They did it by creating enzymes that are able to use DNA/RNA analogs that are never found in nature.

The authors took an enzyme, called a DNA polymerase, whose job is to faithfully replicate cellular DNA, and produced versions that would instead read DNA and produce a copy in another language.* They then built a second set of proteins that could read that new XNA language and copy it back into DNA. This from a protein tasked with the most critical task a cell can perform: faithfully duplicating DNA for the next generation of cells.

That's a remarkable achievement. So how did they do it?

Well, they started with a slightly tweaked protein, for one thing, a mutant enzyme already lacking some of the functions they expected might interfere with XNA synthesis. They then applied a method they called "compartmentalized self-tagging," or CST.

In CST Pinheiro explains, "you try to link genotype" -- that is, DNA -- "to phenotype," or behavior. CST sifts through a massive collection of polymerase mutants such that the mutants that can do what you want (that is, have the desired phenotype -- in this case, copying DNA to XNA) are selected, along with the gene that encodes the desired mutant itself. Metaphorically, says Pinheiro, the process is like dealing with an emergency on a plane: "The captain falls ill and the idea is that you are trying to find whether someone in the plane is a doctor." (This would be a very, very large plane: Each screen included some 200 million mutants.)

Pinheiro and his team created an emulsion -- like the tiny droplets of oil in a vinaigrette salad dressing -- in which each droplet, basically a nanoscale test tube, contained a circular piece of DNA (a "plasmid") encoding one of those 200 million variants; a mixture of XNA building blocks; and a small piece of DNA (a "primer") that could bind to the plasmid, albeit weakly. This primer was tagged with biotin, a kind of molecular handle.

If the polymerase in any given droplet could extend its primer (as polymerases do) using XNA nucleotides, it would create a stable complex of primer and plasmid. Those complexes could then be captured via the primer's biotin handle, such that after a single screening round the large pool of mutant plasmids would be whittled down, or enriched, to a more manageable pool, which could then be used directly or passed through the process again for further enrichment.

This process, which can occur very rapidly in a test tube, is like running evolution in super-fast-forward, selecting for desired properties and weeding out poor performers.
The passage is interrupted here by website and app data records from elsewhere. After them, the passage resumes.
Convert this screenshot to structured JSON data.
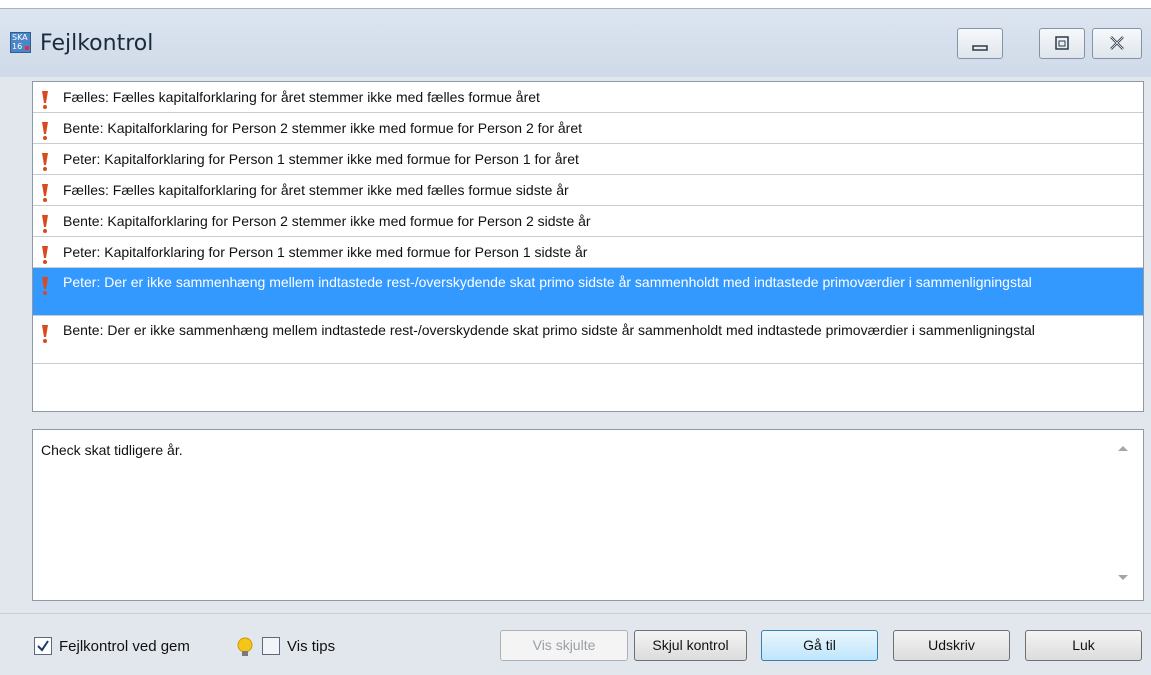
{
  "window": {
    "title": "Fejlkontrol",
    "icon_label": "SKA 16"
  },
  "errors": [
    {
      "text": "Fælles: Fælles kapitalforklaring for året stemmer ikke med fælles formue året"
    },
    {
      "text": "Bente: Kapitalforklaring for Person 2 stemmer ikke med formue for Person 2 for året"
    },
    {
      "text": "Peter: Kapitalforklaring for Person 1 stemmer ikke med formue for Person 1 for året"
    },
    {
      "text": "Fælles: Fælles kapitalforklaring for året stemmer ikke med fælles formue sidste år"
    },
    {
      "text": "Bente: Kapitalforklaring for Person 2 stemmer ikke med formue for Person 2 sidste år"
    },
    {
      "text": "Peter: Kapitalforklaring for Person 1 stemmer ikke med formue for Person 1 sidste år"
    },
    {
      "text": "Peter: Der er ikke sammenhæng mellem indtastede rest-/overskydende skat primo sidste år sammenholdt med indtastede primoværdier i sammenligningstal"
    },
    {
      "text": "Bente: Der er ikke sammenhæng mellem indtastede rest-/overskydende skat primo sidste år sammenholdt med indtastede primoværdier i sammenligningstal"
    }
  ],
  "detail": {
    "text": "Check skat tidligere år."
  },
  "footer": {
    "check_on_save_label": "Fejlkontrol ved gem",
    "show_tips_label": "Vis tips",
    "buttons": {
      "show_hidden": "Vis skjulte",
      "hide_check": "Skjul kontrol",
      "goto": "Gå til",
      "print": "Udskriv",
      "close": "Luk"
    }
  },
  "colors": {
    "selection": "#3399ff",
    "warning": "#d94a1e"
  }
}
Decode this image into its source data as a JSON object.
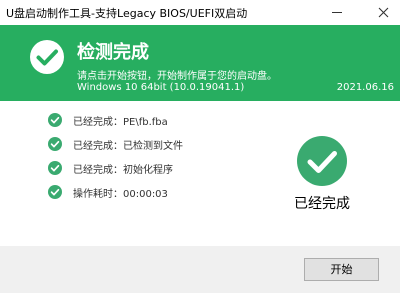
{
  "window": {
    "title": "U盘启动制作工具-支持Legacy BIOS/UEFI双启动"
  },
  "banner": {
    "title": "检测完成",
    "subtitle": "请点击开始按钮，开始制作属于您的启动盘。",
    "os": "Windows 10 64bit (10.0.19041.1)",
    "date": "2021.06.16"
  },
  "steps": [
    {
      "text": "已经完成：PE\\fb.fba"
    },
    {
      "text": "已经完成：已检测到文件"
    },
    {
      "text": "已经完成：初始化程序"
    },
    {
      "text": "操作耗时：00:00:03"
    }
  ],
  "status": {
    "label": "已经完成"
  },
  "buttons": {
    "start": "开始"
  },
  "colors": {
    "accent": "#27ae60",
    "icon_green": "#3aaa70"
  }
}
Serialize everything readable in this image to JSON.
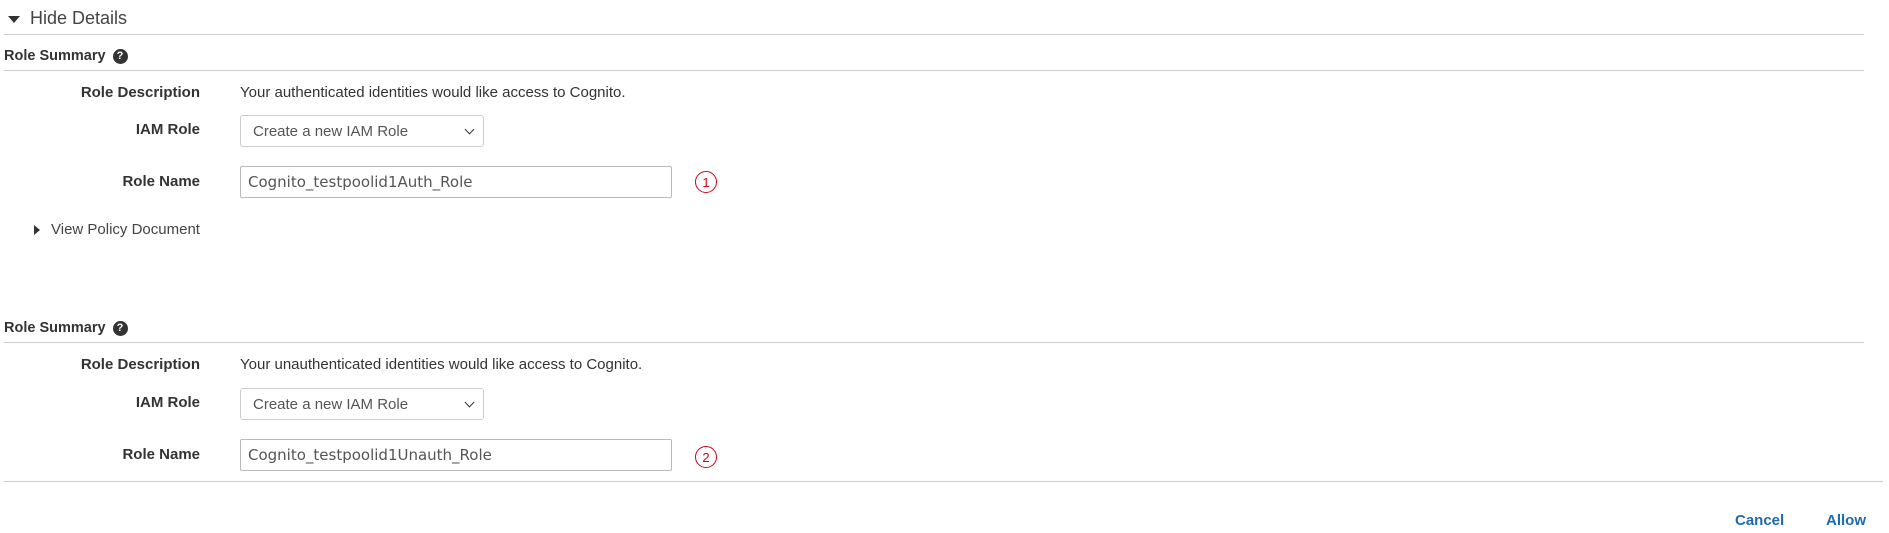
{
  "details_toggle": {
    "label": "Hide Details",
    "icon": "caret-down-icon"
  },
  "role_summaries": [
    {
      "title": "Role Summary",
      "help_icon": "question-circle-icon",
      "description_label": "Role Description",
      "description": "Your authenticated identities would like access to Cognito.",
      "iam_role_label": "IAM Role",
      "iam_role_selected": "Create a new IAM Role",
      "role_name_label": "Role Name",
      "role_name_value": "Cognito_testpoolid1Auth_Role",
      "marker": "1",
      "view_policy_label": "View Policy Document"
    },
    {
      "title": "Role Summary",
      "help_icon": "question-circle-icon",
      "description_label": "Role Description",
      "description": "Your unauthenticated identities would like access to Cognito.",
      "iam_role_label": "IAM Role",
      "iam_role_selected": "Create a new IAM Role",
      "role_name_label": "Role Name",
      "role_name_value": "Cognito_testpoolid1Unauth_Role",
      "marker": "2"
    }
  ],
  "actions": {
    "cancel_label": "Cancel",
    "allow_label": "Allow"
  },
  "colors": {
    "link": "#1e6ab0",
    "marker": "#d0021b",
    "divider": "#cccccc"
  }
}
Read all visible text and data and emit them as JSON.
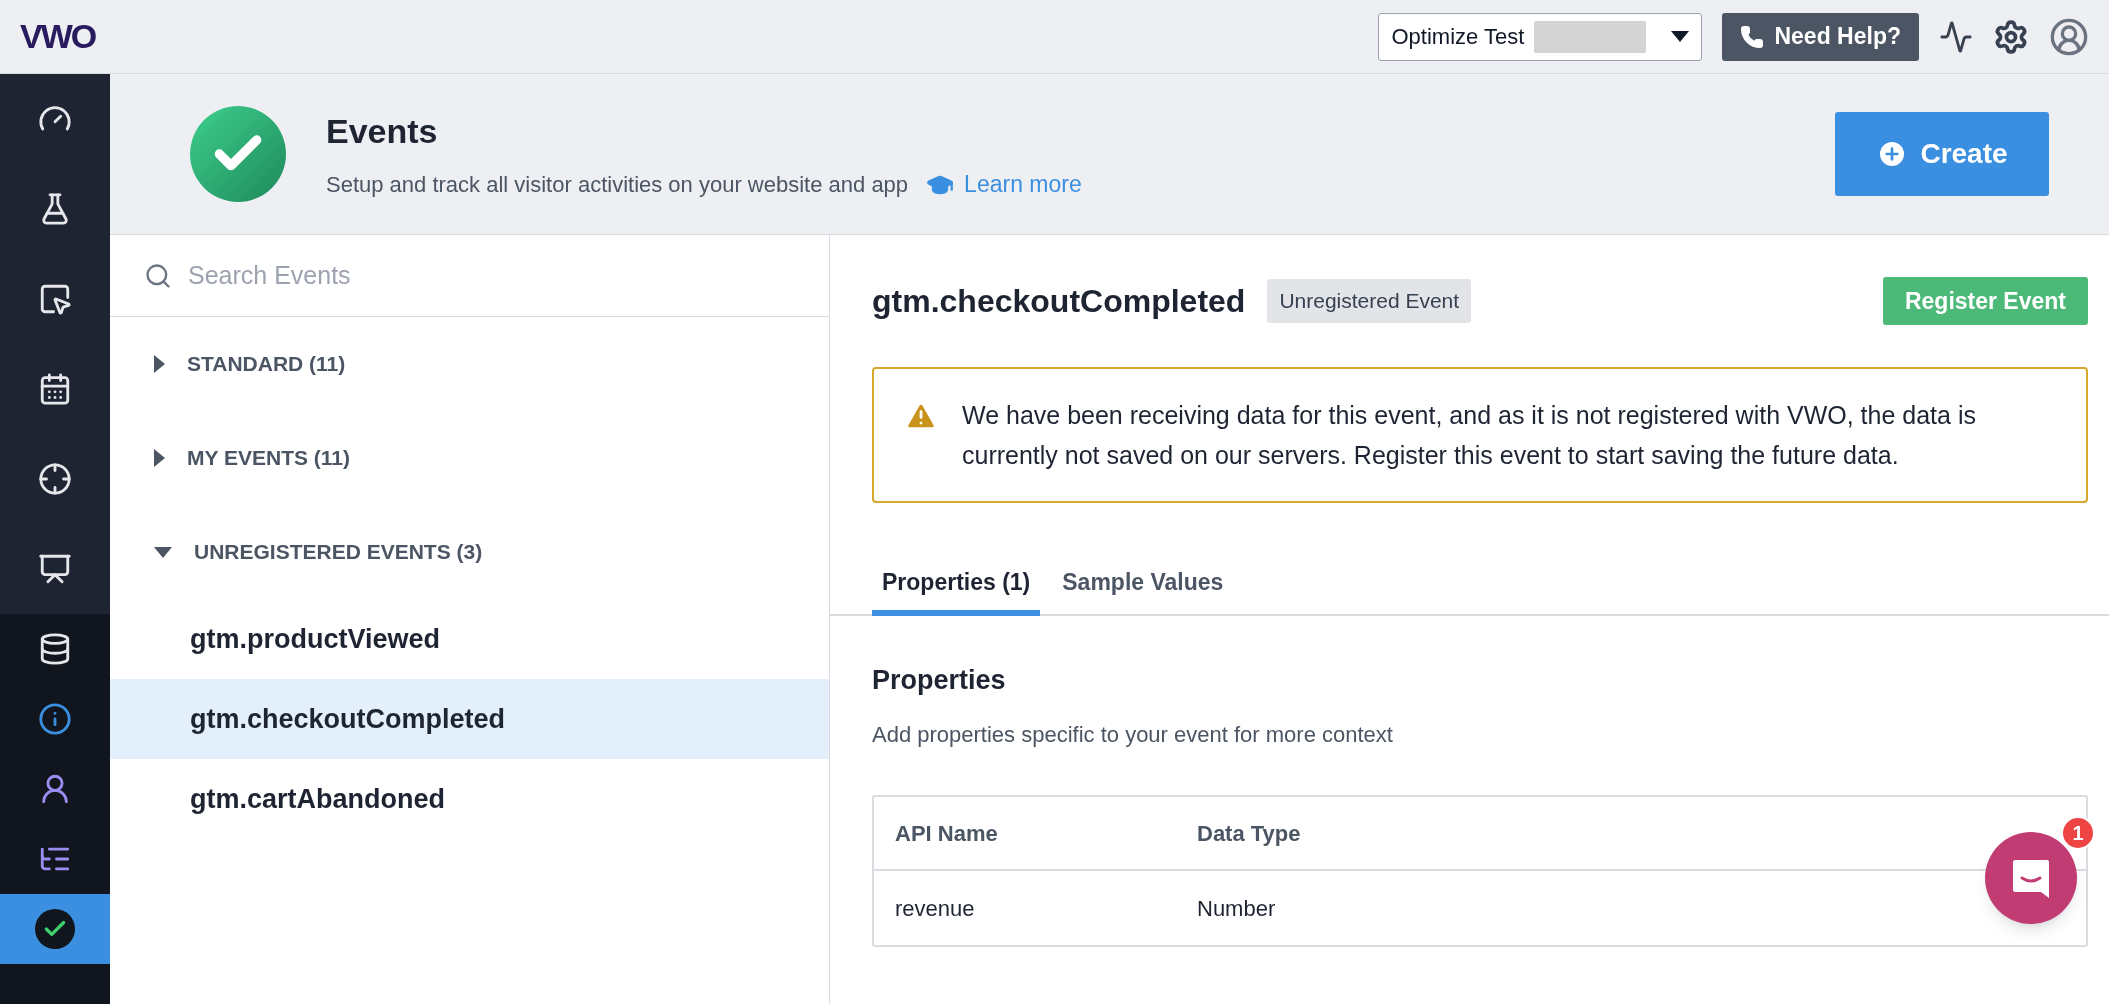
{
  "topbar": {
    "logo": "VWO",
    "account": {
      "label": "Optimize Test",
      "redacted": true
    },
    "help_button": "Need Help?"
  },
  "sidebar": {
    "top_items": [
      {
        "kind": "gauge",
        "selected": false
      },
      {
        "kind": "flask",
        "selected": false
      },
      {
        "kind": "cursor",
        "selected": false
      },
      {
        "kind": "calendar",
        "selected": false
      },
      {
        "kind": "target",
        "selected": false
      },
      {
        "kind": "present",
        "selected": false
      }
    ],
    "bottom_items": [
      {
        "kind": "database",
        "selected": false
      },
      {
        "kind": "info",
        "selected": false
      },
      {
        "kind": "user",
        "selected": false
      },
      {
        "kind": "list",
        "selected": false
      },
      {
        "kind": "check",
        "selected": true
      }
    ]
  },
  "header": {
    "title": "Events",
    "subtitle": "Setup and track all visitor activities on your website and app",
    "learn_more": "Learn more",
    "create_button": "Create"
  },
  "search": {
    "placeholder": "Search Events"
  },
  "tree": [
    {
      "label": "STANDARD (11)",
      "expanded": false
    },
    {
      "label": "MY EVENTS (11)",
      "expanded": false
    },
    {
      "label": "UNREGISTERED EVENTS (3)",
      "expanded": true,
      "children": [
        {
          "label": "gtm.productViewed",
          "selected": false
        },
        {
          "label": "gtm.checkoutCompleted",
          "selected": true
        },
        {
          "label": "gtm.cartAbandoned",
          "selected": false
        }
      ]
    }
  ],
  "detail": {
    "title": "gtm.checkoutCompleted",
    "badge": "Unregistered Event",
    "register_button": "Register Event",
    "warning": "We have been receiving data for this event, and as it is not registered with VWO, the data is currently not saved on our servers. Register this event to start saving the future data.",
    "tabs": [
      {
        "label": "Properties (1)",
        "selected": true
      },
      {
        "label": "Sample Values",
        "selected": false
      }
    ],
    "properties": {
      "heading": "Properties",
      "description": "Add properties specific to your event for more context",
      "table": {
        "columns": [
          "API Name",
          "Data Type"
        ],
        "rows": [
          [
            "revenue",
            "Number"
          ]
        ]
      }
    }
  },
  "chat": {
    "badge": "1"
  }
}
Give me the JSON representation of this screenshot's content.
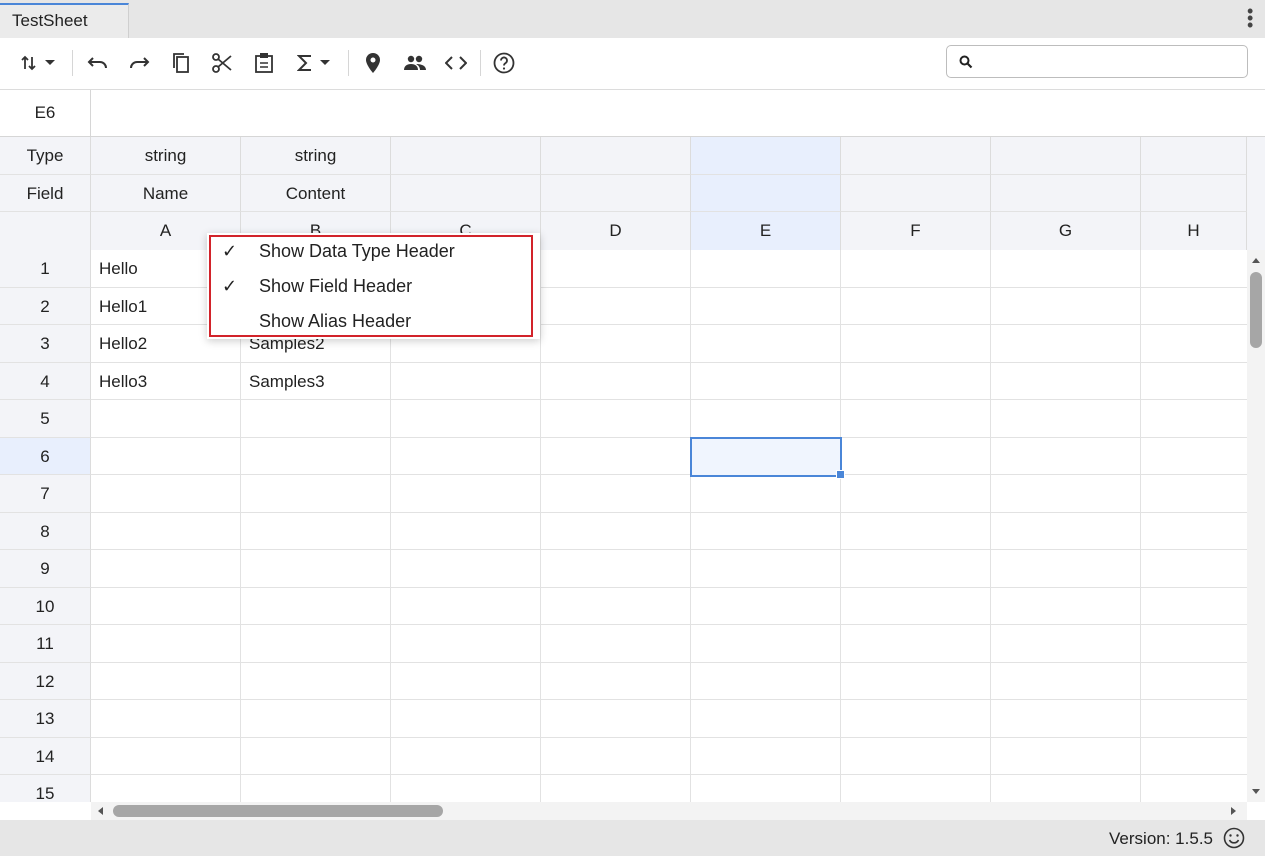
{
  "app": {
    "tab_title": "TestSheet",
    "version_label": "Version: 1.5.5"
  },
  "search": {
    "placeholder": "",
    "value": ""
  },
  "formula_bar": {
    "cell_ref": "E6",
    "content": ""
  },
  "header_rows": {
    "type_label": "Type",
    "field_label": "Field"
  },
  "columns": [
    {
      "letter": "A",
      "type": "string",
      "field": "Name"
    },
    {
      "letter": "B",
      "type": "string",
      "field": "Content"
    },
    {
      "letter": "C",
      "type": "",
      "field": ""
    },
    {
      "letter": "D",
      "type": "",
      "field": ""
    },
    {
      "letter": "E",
      "type": "",
      "field": ""
    },
    {
      "letter": "F",
      "type": "",
      "field": ""
    },
    {
      "letter": "G",
      "type": "",
      "field": ""
    },
    {
      "letter": "H",
      "type": "",
      "field": ""
    }
  ],
  "rows": [
    {
      "num": "1",
      "cells": [
        "Hello",
        ""
      ]
    },
    {
      "num": "2",
      "cells": [
        "Hello1",
        ""
      ]
    },
    {
      "num": "3",
      "cells": [
        "Hello2",
        "Samples2"
      ]
    },
    {
      "num": "4",
      "cells": [
        "Hello3",
        "Samples3"
      ]
    },
    {
      "num": "5",
      "cells": [
        "",
        ""
      ]
    },
    {
      "num": "6",
      "cells": [
        "",
        ""
      ]
    },
    {
      "num": "7",
      "cells": [
        "",
        ""
      ]
    },
    {
      "num": "8",
      "cells": [
        "",
        ""
      ]
    },
    {
      "num": "9",
      "cells": [
        "",
        ""
      ]
    },
    {
      "num": "10",
      "cells": [
        "",
        ""
      ]
    },
    {
      "num": "11",
      "cells": [
        "",
        ""
      ]
    },
    {
      "num": "12",
      "cells": [
        "",
        ""
      ]
    },
    {
      "num": "13",
      "cells": [
        "",
        ""
      ]
    },
    {
      "num": "14",
      "cells": [
        "",
        ""
      ]
    },
    {
      "num": "15",
      "cells": [
        "",
        ""
      ]
    }
  ],
  "selection": {
    "column": "E",
    "row": "6"
  },
  "context_menu": {
    "items": [
      {
        "label": "Show Data Type Header",
        "checked": true,
        "check_glyph": "✓"
      },
      {
        "label": "Show Field Header",
        "checked": true,
        "check_glyph": "✓"
      },
      {
        "label": "Show Alias Header",
        "checked": false,
        "check_glyph": ""
      }
    ]
  },
  "toolbar_icons": [
    "sort-icon",
    "dropdown-icon",
    "undo-icon",
    "redo-icon",
    "copy-icon",
    "cut-icon",
    "paste-icon",
    "sum-icon",
    "dropdown-icon",
    "location-pin-icon",
    "people-icon",
    "code-icon",
    "help-icon"
  ],
  "colors": {
    "accent": "#4a86d8",
    "selection_header": "#e8effd",
    "highlight_border": "#d2232a",
    "header_bg": "#f3f4f8"
  }
}
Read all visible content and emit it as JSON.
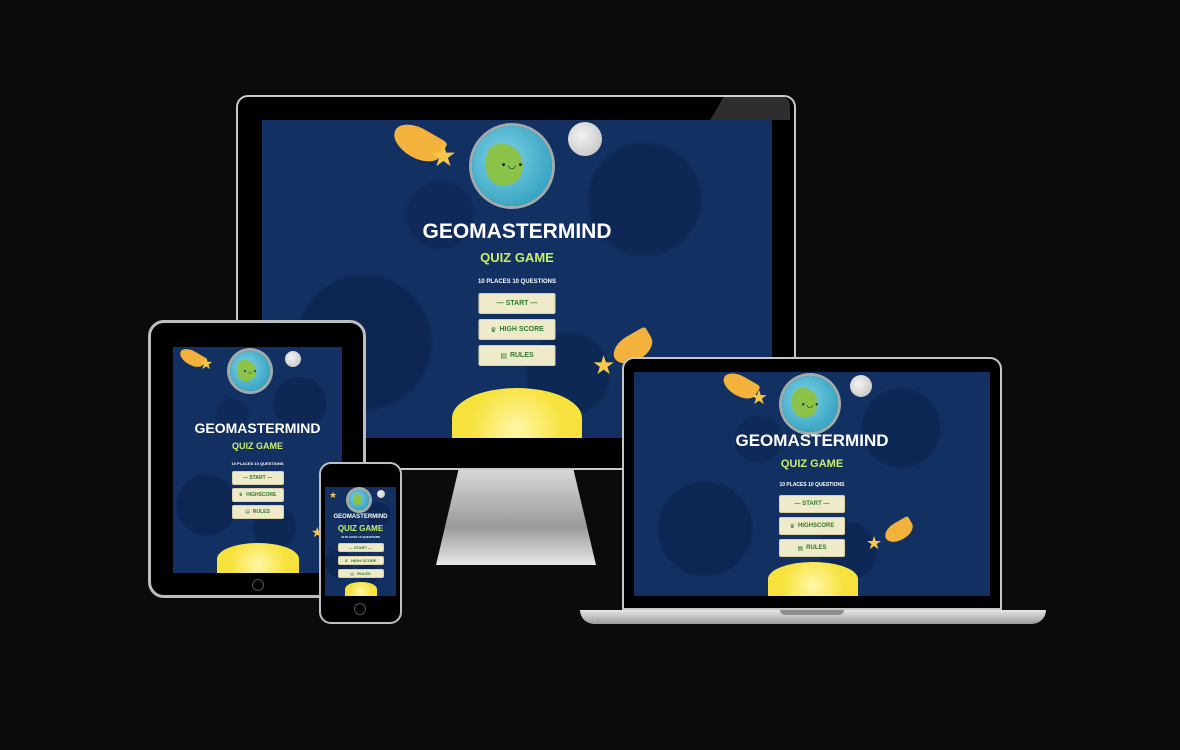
{
  "game": {
    "title": "GEOMASTERMIND",
    "subtitle": "QUIZ GAME",
    "tagline": "10 PLACES 10 QUESTIONS",
    "buttons": {
      "start": "— START —",
      "highscore": "HIGH SCORE",
      "rules": "RULES"
    },
    "highscore_short": "HIGHSCORE"
  },
  "icons": {
    "highscore": "crown-icon",
    "rules": "book-icon"
  },
  "colors": {
    "background": "#0b0b0b",
    "screen": "#123062",
    "title": "#ffffff",
    "subtitle": "#c9f06b",
    "button_bg": "#efeac9",
    "button_text": "#2f7a2f",
    "sun": "#f7e23d",
    "star": "#f6c84a"
  }
}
And it is not unique to this paper: A process called "phage display" works similarly to identify synthetic antibodies that can bind to desired protein targets.

In this case the process enabled the research team to create a suite of proteins the likes of which have never been seen on Earth -- proteins that can translate the language of DNA into a new language altogether. But let's put that achievement in perspective:

The authors did not play God in a test tube; they selected for an enzymatic activity using a highly sophisticated form of find-the-needle-in-the-haystack. Nor did they develop some new form of life -- though one could imagine XNA polymers being used to store the genetic blueprints for some hypothetical synthetic organism.

But that's in the future. At least for the moment, DNA and RNA will remain alone, and safely at the top of the genetic heap -- right where evolution, for whatever reason, placed them.

*Well, not exactly. DNA is a double-stranded molecule that looks like a helical ladder, with a sugar-phosphate backbone on the outside and rungs of paired DNA bases on the inside. It's the precise order of bases that gives DNA meaning, and Holliger's team didn't change that - the same base-pairing rules apply in their XNA polymers as in DNA and RNA, and in fact, XNA polymers can base pair with DNA. What the team did was to replace the sugars with something completely novel.